■ **WORK TO COMPLETE**
Quote all of the entries word for word.

##### SOURCE DATA

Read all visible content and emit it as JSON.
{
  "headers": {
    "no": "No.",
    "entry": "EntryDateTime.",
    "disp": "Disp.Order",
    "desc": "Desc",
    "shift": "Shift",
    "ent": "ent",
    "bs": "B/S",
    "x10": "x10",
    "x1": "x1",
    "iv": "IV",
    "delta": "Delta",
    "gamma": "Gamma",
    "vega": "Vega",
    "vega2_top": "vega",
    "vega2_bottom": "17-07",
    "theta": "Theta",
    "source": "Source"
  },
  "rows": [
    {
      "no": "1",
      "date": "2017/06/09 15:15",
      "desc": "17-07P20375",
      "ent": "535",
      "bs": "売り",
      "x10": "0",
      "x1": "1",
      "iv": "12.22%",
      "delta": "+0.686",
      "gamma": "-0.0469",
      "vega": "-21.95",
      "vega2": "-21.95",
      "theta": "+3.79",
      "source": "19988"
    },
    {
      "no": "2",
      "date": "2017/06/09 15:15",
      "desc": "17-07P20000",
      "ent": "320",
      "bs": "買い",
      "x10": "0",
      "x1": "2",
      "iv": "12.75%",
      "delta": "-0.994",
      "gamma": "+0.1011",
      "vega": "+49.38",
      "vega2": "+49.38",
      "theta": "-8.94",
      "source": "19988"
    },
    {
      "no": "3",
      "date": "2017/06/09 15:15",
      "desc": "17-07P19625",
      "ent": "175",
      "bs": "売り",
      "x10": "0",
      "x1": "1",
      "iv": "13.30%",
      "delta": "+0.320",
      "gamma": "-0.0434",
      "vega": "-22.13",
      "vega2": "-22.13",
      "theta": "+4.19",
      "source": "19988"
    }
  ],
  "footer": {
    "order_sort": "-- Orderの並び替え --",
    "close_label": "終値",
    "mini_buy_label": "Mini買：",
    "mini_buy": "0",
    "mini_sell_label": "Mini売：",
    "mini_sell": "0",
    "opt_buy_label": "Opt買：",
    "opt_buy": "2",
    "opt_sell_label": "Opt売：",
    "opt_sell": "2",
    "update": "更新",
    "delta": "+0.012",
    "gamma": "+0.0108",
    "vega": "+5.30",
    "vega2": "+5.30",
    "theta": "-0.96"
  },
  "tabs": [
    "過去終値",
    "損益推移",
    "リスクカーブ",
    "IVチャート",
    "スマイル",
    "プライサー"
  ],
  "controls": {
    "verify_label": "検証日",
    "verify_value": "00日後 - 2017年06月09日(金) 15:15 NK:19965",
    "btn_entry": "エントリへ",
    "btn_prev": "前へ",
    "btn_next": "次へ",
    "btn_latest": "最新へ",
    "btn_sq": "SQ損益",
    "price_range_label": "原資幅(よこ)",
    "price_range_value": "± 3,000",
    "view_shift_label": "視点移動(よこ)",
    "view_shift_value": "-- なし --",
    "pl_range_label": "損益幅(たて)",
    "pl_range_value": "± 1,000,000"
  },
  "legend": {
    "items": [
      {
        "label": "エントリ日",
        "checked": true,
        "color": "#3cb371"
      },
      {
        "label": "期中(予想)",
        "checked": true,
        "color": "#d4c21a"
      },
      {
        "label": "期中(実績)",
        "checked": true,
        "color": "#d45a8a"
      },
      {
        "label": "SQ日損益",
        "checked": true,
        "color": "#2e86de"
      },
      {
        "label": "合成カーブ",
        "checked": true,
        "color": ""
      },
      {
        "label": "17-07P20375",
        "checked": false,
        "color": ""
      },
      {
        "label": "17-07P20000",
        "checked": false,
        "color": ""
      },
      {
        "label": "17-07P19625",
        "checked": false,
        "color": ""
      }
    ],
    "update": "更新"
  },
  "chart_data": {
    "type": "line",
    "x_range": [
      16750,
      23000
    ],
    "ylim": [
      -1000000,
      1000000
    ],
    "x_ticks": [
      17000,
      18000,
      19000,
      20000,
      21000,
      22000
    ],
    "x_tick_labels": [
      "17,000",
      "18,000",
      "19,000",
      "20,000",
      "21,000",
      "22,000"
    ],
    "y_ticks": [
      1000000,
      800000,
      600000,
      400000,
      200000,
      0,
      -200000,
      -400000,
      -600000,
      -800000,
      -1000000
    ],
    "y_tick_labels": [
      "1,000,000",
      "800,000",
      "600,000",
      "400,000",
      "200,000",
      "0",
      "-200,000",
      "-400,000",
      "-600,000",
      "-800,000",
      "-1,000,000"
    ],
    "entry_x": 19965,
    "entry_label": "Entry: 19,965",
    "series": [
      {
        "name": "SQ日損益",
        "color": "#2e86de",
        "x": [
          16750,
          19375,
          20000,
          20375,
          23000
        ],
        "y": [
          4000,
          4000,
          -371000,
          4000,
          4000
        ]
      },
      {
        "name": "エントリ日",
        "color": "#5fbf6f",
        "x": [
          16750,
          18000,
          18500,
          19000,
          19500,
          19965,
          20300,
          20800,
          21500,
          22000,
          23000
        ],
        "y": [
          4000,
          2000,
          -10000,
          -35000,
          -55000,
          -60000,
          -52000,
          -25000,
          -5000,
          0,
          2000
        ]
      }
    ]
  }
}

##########

■ **EXERCISE ANSWER**
Read all visible content and emit it as JSON.
{
  "headers": {
    "no": "No.",
    "entry": "EntryDateTime.",
    "disp": "Disp.Order",
    "desc": "Desc",
    "shift": "Shift",
    "ent": "ent",
    "bs": "B/S",
    "x10": "x10",
    "x1": "x1",
    "iv": "IV",
    "delta": "Delta",
    "gamma": "Gamma",
    "vega": "Vega",
    "vega2_top": "vega",
    "vega2_bottom": "17-07",
    "theta": "Theta",
    "source": "Source"
  },
  "rows": [
    {
      "no": "1",
      "date": "2017/06/09 15:15",
      "desc": "17-07P20375",
      "ent": "535",
      "bs": "売り",
      "x10": "0",
      "x1": "1",
      "iv": "12.22%",
      "delta": "+0.686",
      "gamma": "-0.0469",
      "vega": "-21.95",
      "vega2": "-21.95",
      "theta": "+3.79",
      "source": "19988"
    },
    {
      "no": "2",
      "date": "2017/06/09 15:15",
      "desc": "17-07P20000",
      "ent": "320",
      "bs": "買い",
      "x10": "0",
      "x1": "2",
      "iv": "12.75%",
      "delta": "-0.994",
      "gamma": "+0.1011",
      "vega": "+49.38",
      "vega2": "+49.38",
      "theta": "-8.94",
      "source": "19988"
    },
    {
      "no": "3",
      "date": "2017/06/09 15:15",
      "desc": "17-07P19625",
      "ent": "175",
      "bs": "売り",
      "x10": "0",
      "x1": "1",
      "iv": "13.30%",
      "delta": "+0.320",
      "gamma": "-0.0434",
      "vega": "-22.13",
      "vega2": "-22.13",
      "theta": "+4.19",
      "source": "19988"
    }
  ],
  "footer": {
    "order_sort": "-- Orderの並び替え --",
    "close_label": "終値",
    "mini_buy_label": "Mini買：",
    "mini_buy": "0",
    "mini_sell_label": "Mini売：",
    "mini_sell": "0",
    "opt_buy_label": "Opt買：",
    "opt_buy": "2",
    "opt_sell_label": "Opt売：",
    "opt_sell": "2",
    "update": "更新",
    "delta": "+0.012",
    "gamma": "+0.0108",
    "vega": "+5.30",
    "vega2": "+5.30",
    "theta": "-0.96"
  },
  "tabs": [
    "過去終値",
    "損益推移",
    "リスクカーブ",
    "IVチャート",
    "スマイル",
    "プライサー"
  ],
  "controls": {
    "verify_label": "検証日",
    "verify_value": "00日後 - 2017年06月09日(金) 15:15 NK:19965",
    "btn_entry": "エントリへ",
    "btn_prev": "前へ",
    "btn_next": "次へ",
    "btn_latest": "最新へ",
    "btn_sq": "SQ損益",
    "price_range_label": "原資幅(よこ)",
    "price_range_value": "± 3,000",
    "view_shift_label": "視点移動(よこ)",
    "view_shift_value": "-- なし --",
    "pl_range_label": "損益幅(たて)",
    "pl_range_value": "± 1,000,000"
  },
  "legend": {
    "items": [
      {
        "label": "エントリ日",
        "checked": true,
        "color": "#3cb371"
      },
      {
        "label": "期中(予想)",
        "checked": true,
        "color": "#d4c21a"
      },
      {
        "label": "期中(実績)",
        "checked": true,
        "color": "#d45a8a"
      },
      {
        "label": "SQ日損益",
        "checked": true,
        "color": "#2e86de"
      },
      {
        "label": "合成カーブ",
        "checked": true,
        "color": ""
      },
      {
        "label": "17-07P20375",
        "checked": false,
        "color": ""
      },
      {
        "label": "17-07P20000",
        "checked": false,
        "color": ""
      },
      {
        "label": "17-07P19625",
        "checked": false,
        "color": ""
      }
    ],
    "update": "更新"
  },
  "chart_data": {
    "type": "line",
    "x_range": [
      16750,
      23000
    ],
    "ylim": [
      -1000000,
      1000000
    ],
    "x_ticks": [
      17000,
      18000,
      19000,
      20000,
      21000,
      22000
    ],
    "x_tick_labels": [
      "17,000",
      "18,000",
      "19,000",
      "20,000",
      "21,000",
      "22,000"
    ],
    "y_ticks": [
      1000000,
      800000,
      600000,
      400000,
      200000,
      0,
      -200000,
      -400000,
      -600000,
      -800000,
      -1000000
    ],
    "y_tick_labels": [
      "1,000,000",
      "800,000",
      "600,000",
      "400,000",
      "200,000",
      "0",
      "-200,000",
      "-400,000",
      "-600,000",
      "-800,000",
      "-1,000,000"
    ],
    "entry_x": 19965,
    "entry_label": "Entry: 19,965",
    "series": [
      {
        "name": "SQ日損益",
        "color": "#2e86de",
        "x": [
          16750,
          19375,
          20000,
          20375,
          23000
        ],
        "y": [
          4000,
          4000,
          -371000,
          4000,
          4000
        ]
      },
      {
        "name": "エントリ日",
        "color": "#5fbf6f",
        "x": [
          16750,
          18000,
          18500,
          19000,
          19500,
          19965,
          20300,
          20800,
          21500,
          22000,
          23000
        ],
        "y": [
          4000,
          2000,
          -10000,
          -35000,
          -55000,
          -60000,
          -52000,
          -25000,
          -5000,
          0,
          2000
        ]
      }
    ]
  }
}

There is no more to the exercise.